'There is no way that a single person can have a truly comprehensive view of the world, but it is possible for him to conceive of an outline of its totality. It is therefore from the gap between his perceptions of cruel reality and his 'weltanschauung' - in other words, from the interplay between the extremes of the real and the ideal, as they are juxtaposed in his shutter - that meaning arises.' Daido Moriyama 2006 1
In the late 1950s Moriyama embarked on the study of photography and discovered the work of William Klein and Shomei Tomatsu. In the early 1960s he became an assistant to Eikoh Hosoe and worked with him on the production of Hosoe's series with novelist Yukio Mishima: 'Ordeal by roses'. By the mid 1960s Moriyama was publishing his photographs regularly and his dark, grainy snapshot signature style began to mature. In 1968 Moriyama's first major series, 'Japan: a photo theatre' with text by theatre radical Shuji Terayama, was published and in 1974 he was included in the groundbreaking 'New Japanese photography' exhibition at the Museum of Modern Art, New York. In more recent years his work has been the subject of monographic exhibitions such as Stray dog, San Francisco Museum of Modern Art, 1999-2001, and 'Daido Moriyama', Fondation Cartier, Paris 2003.
Shooting from the hip - not through a viewfinder - was a strategy that allowed Moriyama to explore how raw responses to reality could come into being. The images are often blurry, teeming with people who are frozen in time as awkward distortions. Moriyama's work is best described by curator Sandra Phillips: 'Moriyama is an expressionist: he possesses a dark, intense eroticism and an appreciation for the tragic. He understands the conflicts in western culture and the quest for a separate Japanese identity, between acceptance of modernity and admiration for traditional ritual and custom.'2
The important postwar generation (of which Moriyama is a part) for whom the documentation and interpretation of a rapidly changing society was crucial to their work, exhibited all the existentialist angst of an era which was not confined to Japan alone. However, the flavour of the work of photographers such as Moriyama, writers such as Mishima and experimental performers Terayama and Hijikata, has a specific darkness, anger and poetry which was designed to provoke and to question events in the Japan in which they lived.
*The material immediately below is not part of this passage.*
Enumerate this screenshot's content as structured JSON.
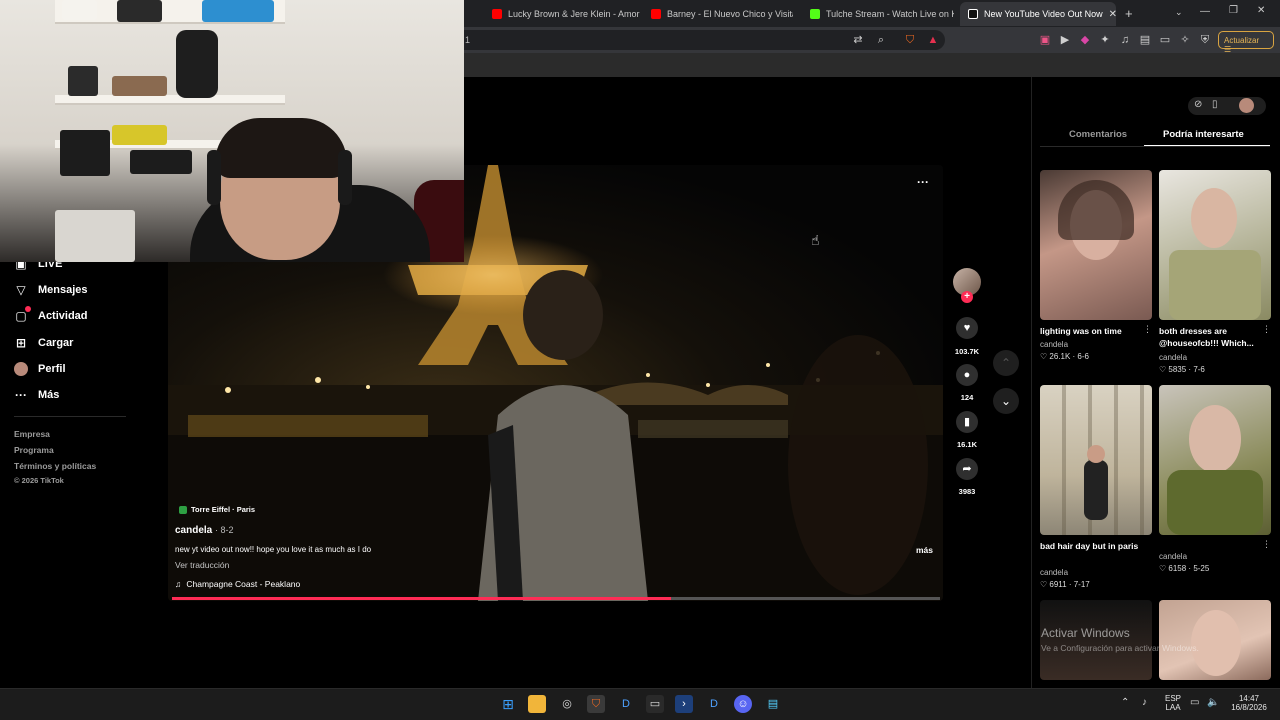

The political spectrum of these artists was wide, with Moriyama somewhere in the middle, always more interested in the medium of photography itself, and its reflection of what he saw and experienced, rather than using it to attempt change.
'Tokyo' and 'New Japan's scenic trio 2: Ueno terminal station' 1982 (AGNSW collection) are examples of Moriyama's major motifs - specifically the remarkable nature of the street, its darkness and light and the plethora of information which the most ordinary environment can reveal. Whether inhabited or not, the street is active and intense.
1. Moriyama D 2006, ‘The decision to shoot’, ‘Setting sun: writings by Japanese photographers’, eds I Vartanian, A Hatanaka & Y Kanbayashi, Aperture, New York p 35
2. Phillips S et al 1999, ‘Daido Moriyama: stray dog’, San Francisco Museum of Modern Art, San Francisco/DAP, New York p 10
© Art Gallery of New South Wales Photography Collection Handbook, 2007
gelatin silver photograph
20.7 x 30.2 cm image; 25.4 x 31.0 cm sheet
Signature & date
Signed l.r. verso, pencil
Purchased with funds provided by the Photography Collection Benefactors' Program 2005
Not on display
© Daido Moriyama, courtesy Taka Ishii Gallery, Tokyo
Shown in 2 exhibitions
Referenced in 2 publications
Vigen Galstyan, Look, 'Infinite flatness: exploring the intangible', pg. 28-29, Sydney, Oct 2012, 29.
Martyn Jolly, Photography: Art Gallery of New South Wales Collection, 'International photo-documentary', pg.151-167, Sydney, 2007, 166 (illus.).